TASK TO COMPLETE:
Only the text belongs in the copy: repeat each record exactly, without pictures.

Records excerpted from a collection:
++++

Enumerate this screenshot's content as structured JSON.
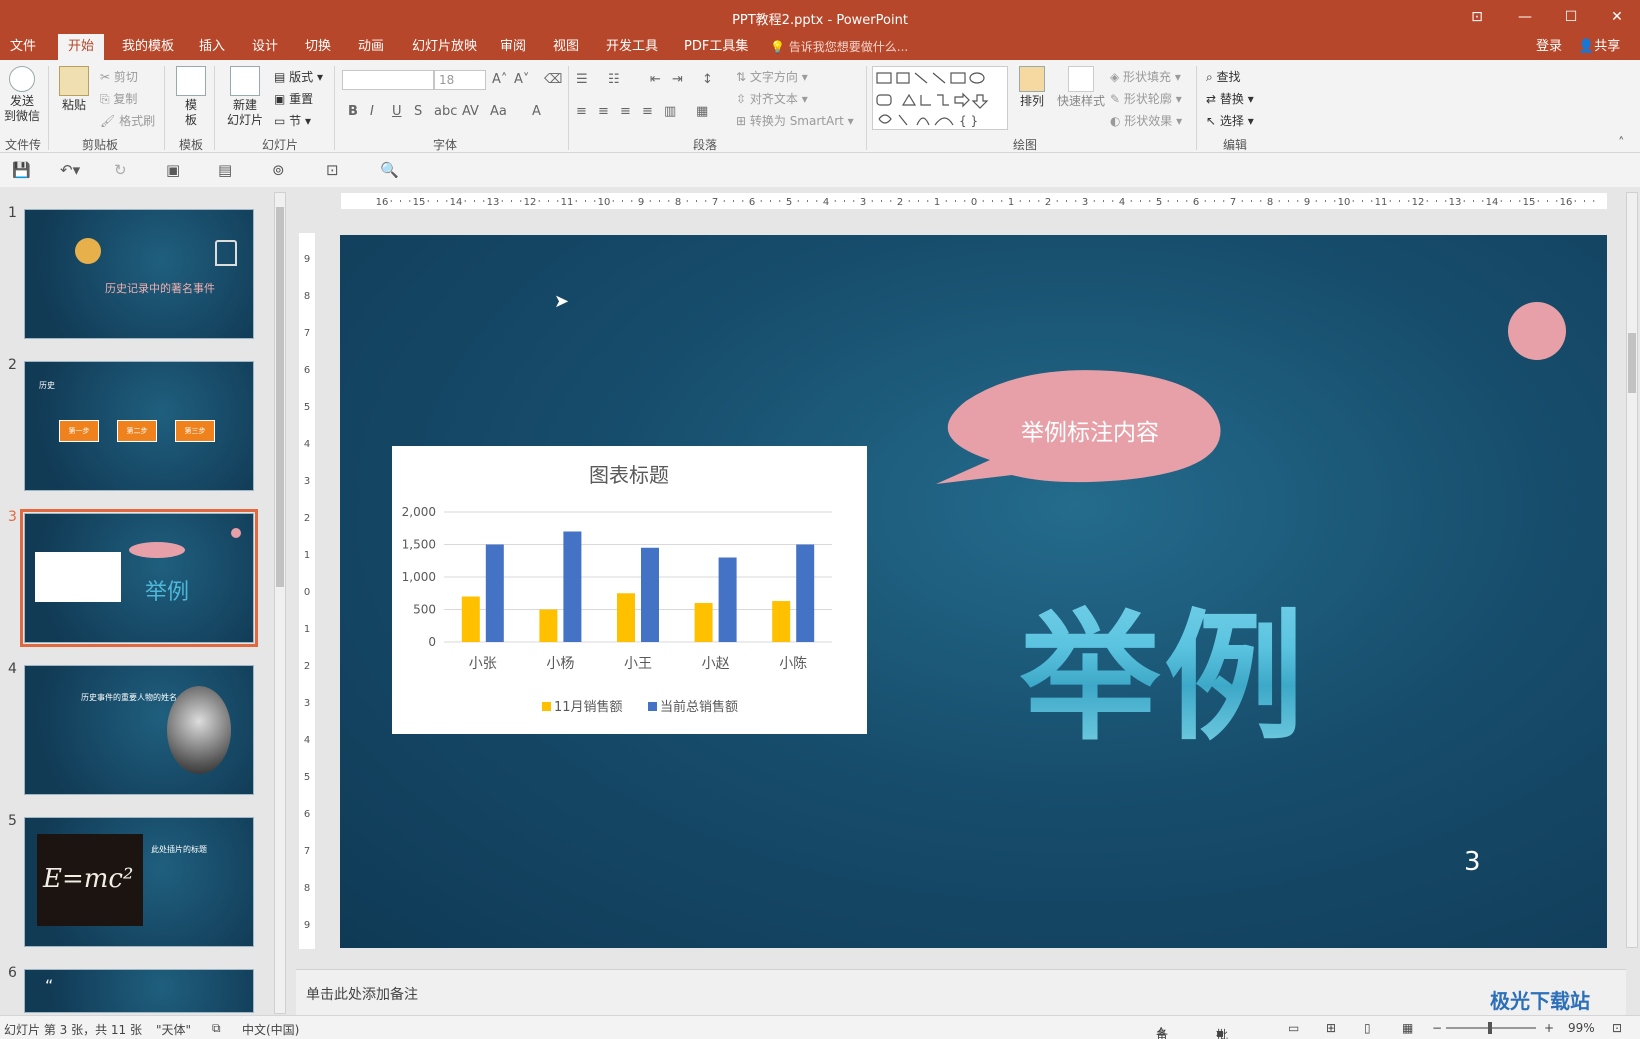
{
  "window": {
    "title": "PPT教程2.pptx - PowerPoint"
  },
  "menu": {
    "tabs": [
      "文件",
      "开始",
      "我的模板",
      "插入",
      "设计",
      "切换",
      "动画",
      "幻灯片放映",
      "审阅",
      "视图",
      "开发工具",
      "PDF工具集"
    ],
    "active": "开始",
    "tell_me": "告诉我您想要做什么...",
    "login": "登录",
    "share": "共享"
  },
  "ribbon": {
    "groups": [
      "文件传输",
      "剪贴板",
      "模板",
      "幻灯片",
      "字体",
      "段落",
      "绘图",
      "编辑"
    ],
    "send_wechat": [
      "发送",
      "到微信"
    ],
    "paste": "粘贴",
    "cut": "剪切",
    "copy": "复制",
    "format_painter": "格式刷",
    "template": [
      "模",
      "板"
    ],
    "new_slide": [
      "新建",
      "幻灯片"
    ],
    "layout": "版式",
    "reset": "重置",
    "section": "节",
    "font_size": "18",
    "text_direction": "文字方向",
    "align_text": "对齐文本",
    "convert_smartart": "转换为 SmartArt",
    "arrange": "排列",
    "quick_styles": "快速样式",
    "shape_fill": "形状填充",
    "shape_outline": "形状轮廓",
    "shape_effects": "形状效果",
    "find": "查找",
    "replace": "替换",
    "select": "选择"
  },
  "thumbnails": {
    "numbers": [
      "1",
      "2",
      "3",
      "4",
      "5",
      "6"
    ],
    "selected": 3,
    "t1_title": "历史记录中的著名事件",
    "t2_label": "历史",
    "t2_steps": [
      "第一步",
      "第二步",
      "第三步"
    ],
    "t3_text": "举例",
    "t4_title": "历史事件的重要人物的姓名",
    "t5_formula": "E=mc²",
    "t5_title": "此处插片的标题"
  },
  "slide": {
    "callout": "举例标注内容",
    "big_text": "举例",
    "page_number": "3"
  },
  "chart_data": {
    "type": "bar",
    "title": "图表标题",
    "categories": [
      "小张",
      "小杨",
      "小王",
      "小赵",
      "小陈"
    ],
    "series": [
      {
        "name": "11月销售额",
        "values": [
          700,
          500,
          750,
          600,
          630
        ],
        "color": "#ffc000"
      },
      {
        "name": "当前总销售额",
        "values": [
          1500,
          1700,
          1450,
          1300,
          1500
        ],
        "color": "#4472c4"
      }
    ],
    "ylim": [
      0,
      2000
    ],
    "yticks": [
      "0",
      "500",
      "1,000",
      "1,500",
      "2,000"
    ],
    "grid": true,
    "legend": "bottom"
  },
  "notes": {
    "placeholder": "单击此处添加备注"
  },
  "status": {
    "slide_info": "幻灯片 第 3 张，共 11 张",
    "theme": "\"天体\"",
    "language": "中文(中国)",
    "notes": "备注",
    "comments": "批注",
    "zoom": "99%"
  },
  "watermark": "极光下载站",
  "colors": {
    "accent": "#b7472a",
    "callout": "#e8a0a8",
    "selection": "#e2693f"
  }
}
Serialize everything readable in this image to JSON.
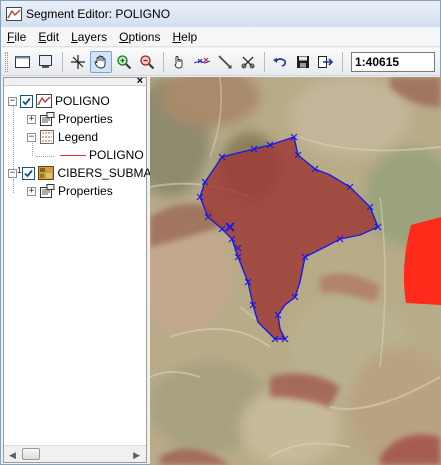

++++

RESULT BELOW:
Enumerate this screenshot's content as structured JSON.
{
  "window": {
    "title": "PPT教程2.pptx - PowerPoint"
  },
  "menu": {
    "tabs": [
      "文件",
      "开始",
      "我的模板",
      "插入",
      "设计",
      "切换",
      "动画",
      "幻灯片放映",
      "审阅",
      "视图",
      "开发工具",
      "PDF工具集"
    ],
    "active": "开始",
    "tell_me": "告诉我您想要做什么...",
    "login": "登录",
    "share": "共享"
  },
  "ribbon": {
    "groups": [
      "文件传输",
      "剪贴板",
      "模板",
      "幻灯片",
      "字体",
      "段落",
      "绘图",
      "编辑"
    ],
    "send_wechat": [
      "发送",
      "到微信"
    ],
    "paste": "粘贴",
    "cut": "剪切",
    "copy": "复制",
    "format_painter": "格式刷",
    "template": [
      "模",
      "板"
    ],
    "new_slide": [
      "新建",
      "幻灯片"
    ],
    "layout": "版式",
    "reset": "重置",
    "section": "节",
    "font_size": "18",
    "text_direction": "文字方向",
    "align_text": "对齐文本",
    "convert_smartart": "转换为 SmartArt",
    "arrange": "排列",
    "quick_styles": "快速样式",
    "shape_fill": "形状填充",
    "shape_outline": "形状轮廓",
    "shape_effects": "形状效果",
    "find": "查找",
    "replace": "替换",
    "select": "选择"
  },
  "thumbnails": {
    "numbers": [
      "1",
      "2",
      "3",
      "4",
      "5",
      "6"
    ],
    "selected": 3,
    "t1_title": "历史记录中的著名事件",
    "t2_label": "历史",
    "t2_steps": [
      "第一步",
      "第二步",
      "第三步"
    ],
    "t3_text": "举例",
    "t4_title": "历史事件的重要人物的姓名",
    "t5_formula": "E=mc²",
    "t5_title": "此处插片的标题"
  },
  "slide": {
    "callout": "举例标注内容",
    "big_text": "举例",
    "page_number": "3"
  },
  "chart_data": {
    "type": "bar",
    "title": "图表标题",
    "categories": [
      "小张",
      "小杨",
      "小王",
      "小赵",
      "小陈"
    ],
    "series": [
      {
        "name": "11月销售额",
        "values": [
          700,
          500,
          750,
          600,
          630
        ],
        "color": "#ffc000"
      },
      {
        "name": "当前总销售额",
        "values": [
          1500,
          1700,
          1450,
          1300,
          1500
        ],
        "color": "#4472c4"
      }
    ],
    "ylim": [
      0,
      2000
    ],
    "yticks": [
      "0",
      "500",
      "1,000",
      "1,500",
      "2,000"
    ],
    "grid": true,
    "legend": "bottom"
  },
  "notes": {
    "placeholder": "单击此处添加备注"
  },
  "status": {
    "slide_info": "幻灯片 第 3 张，共 11 张",
    "theme": "\"天体\"",
    "language": "中文(中国)",
    "notes": "备注",
    "comments": "批注",
    "zoom": "99%"
  },
  "watermark": "极光下载站",
  "colors": {
    "accent": "#b7472a",
    "callout": "#e8a0a8",
    "selection": "#e2693f"
  }
}
Serialize everything readable in this image to JSON.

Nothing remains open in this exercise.